-------- INPUT --------

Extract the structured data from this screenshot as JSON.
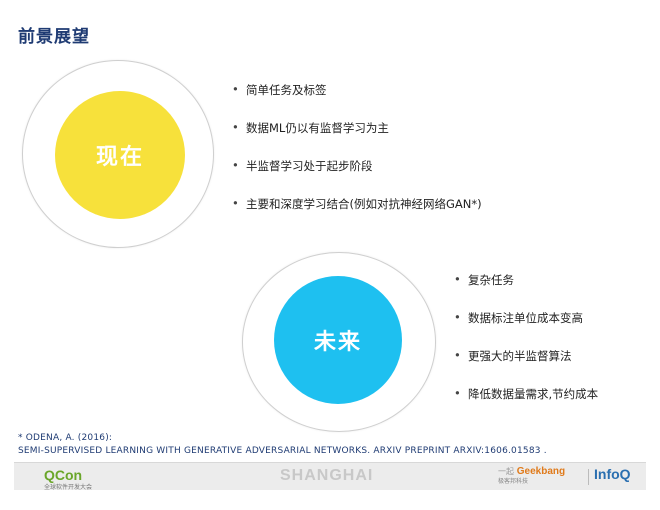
{
  "title": "前景展望",
  "now": {
    "label": "现在",
    "color": "#f7e13b",
    "items": [
      "简单任务及标签",
      "数据ML仍以有监督学习为主",
      "半监督学习处于起步阶段",
      "主要和深度学习结合(例如对抗神经网络GAN*)"
    ]
  },
  "future": {
    "label": "未来",
    "color": "#1ec0f0",
    "items": [
      "复杂任务",
      "数据标注单位成本变高",
      "更强大的半监督算法",
      "降低数据量需求,节约成本"
    ]
  },
  "footnote": {
    "line1": "* Odena, A. (2016):",
    "line2": "Semi-supervised learning with generative adversarial networks. arXiv preprint arXiv:1606.01583 ."
  },
  "footer": {
    "qcon": "QCon",
    "qcon_sub": "全球软件开发大会",
    "shanghai": "SHANGHAI",
    "geek": "Geekbang",
    "geek_pre": "一起",
    "geek_sub": "极客邦科技",
    "infoq": "InfoQ"
  },
  "icons": {
    "bullet": "•"
  }
}
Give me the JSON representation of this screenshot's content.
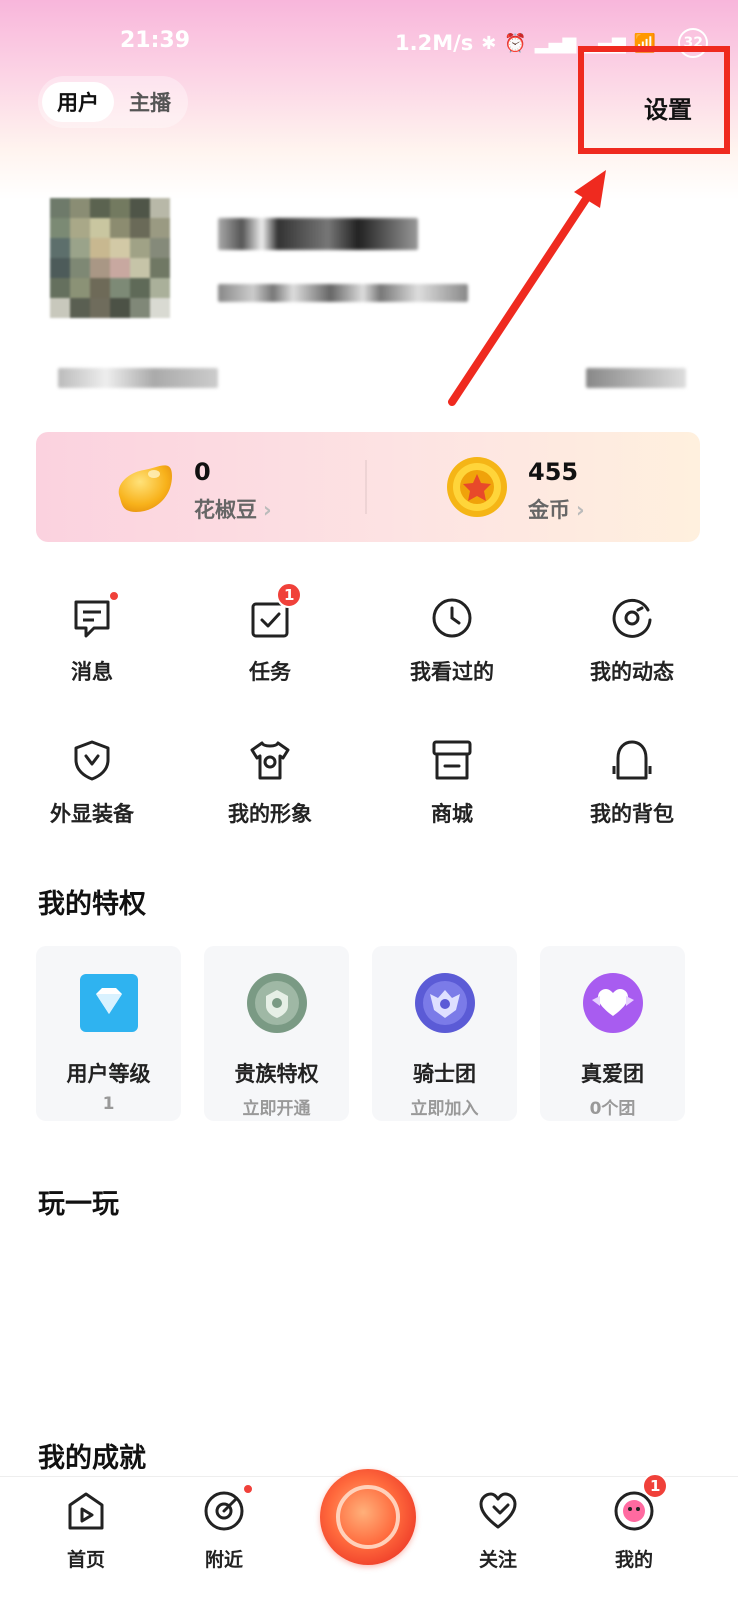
{
  "status_bar": {
    "time": "21:39",
    "speed": "1.2M/s",
    "battery": "32"
  },
  "header": {
    "role_tabs": [
      {
        "label": "用户"
      },
      {
        "label": "主播"
      }
    ],
    "settings_label": "设置"
  },
  "wallet": {
    "beans": {
      "value": "0",
      "label": "花椒豆"
    },
    "coins": {
      "value": "455",
      "label": "金币"
    }
  },
  "menu": [
    {
      "label": "消息",
      "icon": "message-icon",
      "badge": "dot"
    },
    {
      "label": "任务",
      "icon": "task-icon",
      "badge": "1"
    },
    {
      "label": "我看过的",
      "icon": "clock-icon"
    },
    {
      "label": "我的动态",
      "icon": "moments-icon"
    },
    {
      "label": "外显装备",
      "icon": "shield-icon"
    },
    {
      "label": "我的形象",
      "icon": "tshirt-icon"
    },
    {
      "label": "商城",
      "icon": "store-icon"
    },
    {
      "label": "我的背包",
      "icon": "backpack-icon"
    }
  ],
  "privileges": {
    "title": "我的特权",
    "items": [
      {
        "name": "用户等级",
        "sub": "1",
        "icon": "diamond-icon",
        "color": "#2fb3f0"
      },
      {
        "name": "贵族特权",
        "sub": "立即开通",
        "icon": "noble-emblem-icon",
        "color": "#7a9a84"
      },
      {
        "name": "骑士团",
        "sub": "立即加入",
        "icon": "knight-emblem-icon",
        "color": "#5b5bd6"
      },
      {
        "name": "真爱团",
        "sub": "0个团",
        "icon": "heart-emblem-icon",
        "color": "#a85cf0"
      }
    ]
  },
  "play": {
    "title": "玩一玩"
  },
  "achievements": {
    "title": "我的成就"
  },
  "bottom_nav": {
    "items": [
      {
        "label": "首页",
        "icon": "home-play-icon"
      },
      {
        "label": "附近",
        "icon": "nearby-icon",
        "badge": "dot"
      },
      {
        "label": "",
        "icon": "live-button-icon"
      },
      {
        "label": "关注",
        "icon": "heart-icon"
      },
      {
        "label": "我的",
        "icon": "profile-icon",
        "badge": "1"
      }
    ]
  },
  "colors": {
    "accent_red": "#f0413a",
    "highlight_box": "#ef2a1f"
  }
}
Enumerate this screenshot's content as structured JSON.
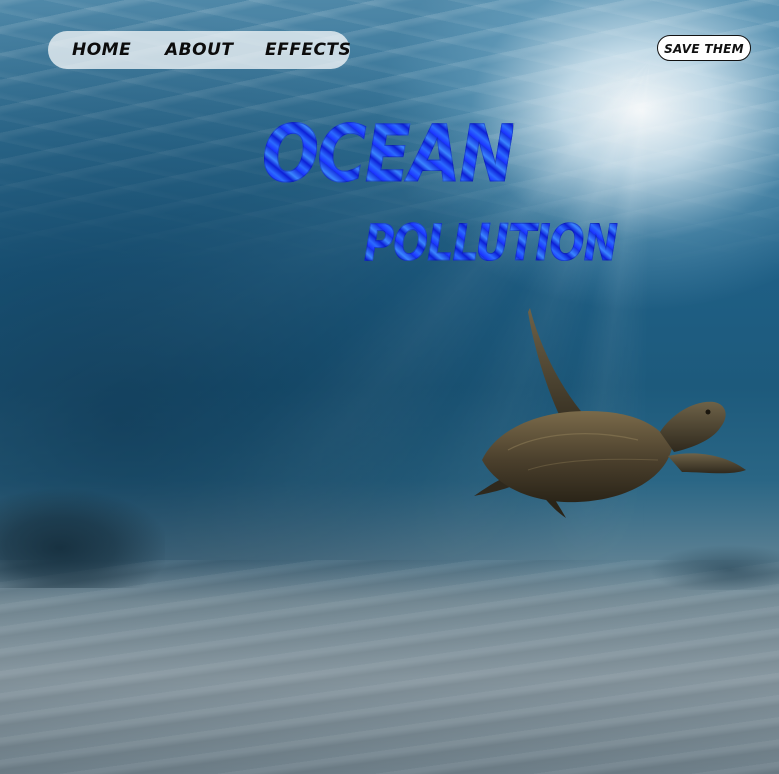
{
  "nav": {
    "items": [
      {
        "label": "HOME"
      },
      {
        "label": "ABOUT"
      },
      {
        "label": "EFFECTS"
      }
    ],
    "cta_label": "SAVE THEM"
  },
  "hero": {
    "title_line1": "OCEAN",
    "title_line2": "POLLUTION"
  },
  "colors": {
    "title_blue": "#1a3bff",
    "water_deep": "#1d5a7c",
    "sand": "#8797a0",
    "nav_pill": "#ffffffb8"
  },
  "icons": {
    "hero_image": "sea-turtle"
  }
}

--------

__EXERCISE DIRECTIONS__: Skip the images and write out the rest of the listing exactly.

__RESPONSE FOR THIS EXERCISE__:
Extract the structured data from this screenshot as JSON.
{
  "title": "前景展望",
  "now": {
    "label": "现在",
    "color": "#f7e13b",
    "items": [
      "简单任务及标签",
      "数据ML仍以有监督学习为主",
      "半监督学习处于起步阶段",
      "主要和深度学习结合(例如对抗神经网络GAN*)"
    ]
  },
  "future": {
    "label": "未来",
    "color": "#1ec0f0",
    "items": [
      "复杂任务",
      "数据标注单位成本变高",
      "更强大的半监督算法",
      "降低数据量需求,节约成本"
    ]
  },
  "footnote": {
    "line1": "* Odena, A. (2016):",
    "line2": "Semi-supervised learning with generative adversarial networks. arXiv preprint arXiv:1606.01583 ."
  },
  "footer": {
    "qcon": "QCon",
    "qcon_sub": "全球软件开发大会",
    "shanghai": "SHANGHAI",
    "geek": "Geekbang",
    "geek_pre": "一起",
    "geek_sub": "极客邦科技",
    "infoq": "InfoQ"
  },
  "icons": {
    "bullet": "•"
  }
}
Give me the JSON representation of this screenshot's content.
{
  "status_bar": {
    "time": "21:39",
    "speed": "1.2M/s",
    "battery": "32"
  },
  "header": {
    "role_tabs": [
      {
        "label": "用户"
      },
      {
        "label": "主播"
      }
    ],
    "settings_label": "设置"
  },
  "wallet": {
    "beans": {
      "value": "0",
      "label": "花椒豆"
    },
    "coins": {
      "value": "455",
      "label": "金币"
    }
  },
  "menu": [
    {
      "label": "消息",
      "icon": "message-icon",
      "badge": "dot"
    },
    {
      "label": "任务",
      "icon": "task-icon",
      "badge": "1"
    },
    {
      "label": "我看过的",
      "icon": "clock-icon"
    },
    {
      "label": "我的动态",
      "icon": "moments-icon"
    },
    {
      "label": "外显装备",
      "icon": "shield-icon"
    },
    {
      "label": "我的形象",
      "icon": "tshirt-icon"
    },
    {
      "label": "商城",
      "icon": "store-icon"
    },
    {
      "label": "我的背包",
      "icon": "backpack-icon"
    }
  ],
  "privileges": {
    "title": "我的特权",
    "items": [
      {
        "name": "用户等级",
        "sub": "1",
        "icon": "diamond-icon",
        "color": "#2fb3f0"
      },
      {
        "name": "贵族特权",
        "sub": "立即开通",
        "icon": "noble-emblem-icon",
        "color": "#7a9a84"
      },
      {
        "name": "骑士团",
        "sub": "立即加入",
        "icon": "knight-emblem-icon",
        "color": "#5b5bd6"
      },
      {
        "name": "真爱团",
        "sub": "0个团",
        "icon": "heart-emblem-icon",
        "color": "#a85cf0"
      }
    ]
  },
  "play": {
    "title": "玩一玩"
  },
  "achievements": {
    "title": "我的成就"
  },
  "bottom_nav": {
    "items": [
      {
        "label": "首页",
        "icon": "home-play-icon"
      },
      {
        "label": "附近",
        "icon": "nearby-icon",
        "badge": "dot"
      },
      {
        "label": "",
        "icon": "live-button-icon"
      },
      {
        "label": "关注",
        "icon": "heart-icon"
      },
      {
        "label": "我的",
        "icon": "profile-icon",
        "badge": "1"
      }
    ]
  },
  "colors": {
    "accent_red": "#f0413a",
    "highlight_box": "#ef2a1f"
  }
}
Enumerate this screenshot's content as structured JSON.
{
  "nav": {
    "items": [
      {
        "label": "HOME"
      },
      {
        "label": "ABOUT"
      },
      {
        "label": "EFFECTS"
      }
    ],
    "cta_label": "SAVE THEM"
  },
  "hero": {
    "title_line1": "OCEAN",
    "title_line2": "POLLUTION"
  },
  "colors": {
    "title_blue": "#1a3bff",
    "water_deep": "#1d5a7c",
    "sand": "#8797a0",
    "nav_pill": "#ffffffb8"
  },
  "icons": {
    "hero_image": "sea-turtle"
  }
}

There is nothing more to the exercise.